**Task item:** The full listing, excluding its pictures, should be printed exactly as it stands.

**Data for processing:**
━━━━━━━━━━

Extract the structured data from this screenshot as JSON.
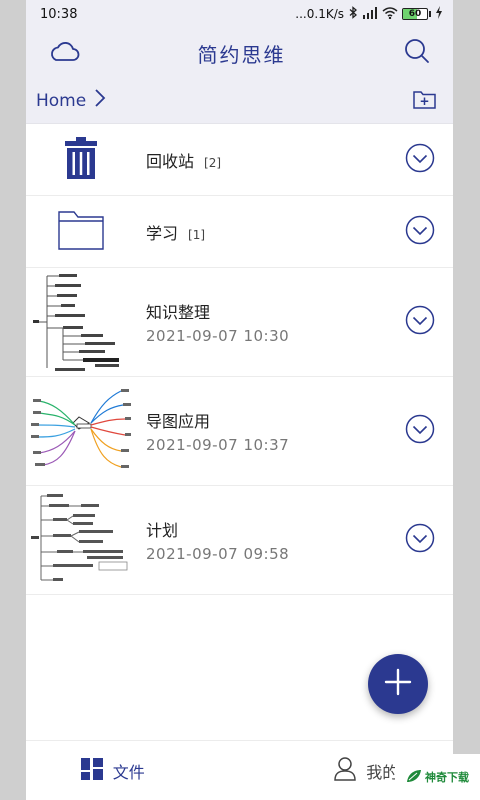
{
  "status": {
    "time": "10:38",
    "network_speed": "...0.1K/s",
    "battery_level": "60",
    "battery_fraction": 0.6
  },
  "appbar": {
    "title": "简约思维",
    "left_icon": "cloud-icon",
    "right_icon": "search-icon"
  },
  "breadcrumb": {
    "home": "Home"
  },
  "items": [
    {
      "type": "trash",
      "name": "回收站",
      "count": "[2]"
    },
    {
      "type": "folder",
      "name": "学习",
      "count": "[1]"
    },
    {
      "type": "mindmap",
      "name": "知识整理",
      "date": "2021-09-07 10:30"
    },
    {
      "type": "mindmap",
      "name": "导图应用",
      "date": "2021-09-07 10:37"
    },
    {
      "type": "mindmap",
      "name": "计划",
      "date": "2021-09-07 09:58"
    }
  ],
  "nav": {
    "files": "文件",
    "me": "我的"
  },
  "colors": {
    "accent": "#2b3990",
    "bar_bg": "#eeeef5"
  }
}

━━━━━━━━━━

**Result of this exercise:**
Extract the structured data from this screenshot as JSON.
{
  "status": {
    "time": "10:38",
    "network_speed": "...0.1K/s",
    "battery_level": "60",
    "battery_fraction": 0.6
  },
  "appbar": {
    "title": "简约思维",
    "left_icon": "cloud-icon",
    "right_icon": "search-icon"
  },
  "breadcrumb": {
    "home": "Home"
  },
  "items": [
    {
      "type": "trash",
      "name": "回收站",
      "count": "[2]"
    },
    {
      "type": "folder",
      "name": "学习",
      "count": "[1]"
    },
    {
      "type": "mindmap",
      "name": "知识整理",
      "date": "2021-09-07 10:30"
    },
    {
      "type": "mindmap",
      "name": "导图应用",
      "date": "2021-09-07 10:37"
    },
    {
      "type": "mindmap",
      "name": "计划",
      "date": "2021-09-07 09:58"
    }
  ],
  "nav": {
    "files": "文件",
    "me": "我的"
  },
  "colors": {
    "accent": "#2b3990",
    "bar_bg": "#eeeef5"
  }
}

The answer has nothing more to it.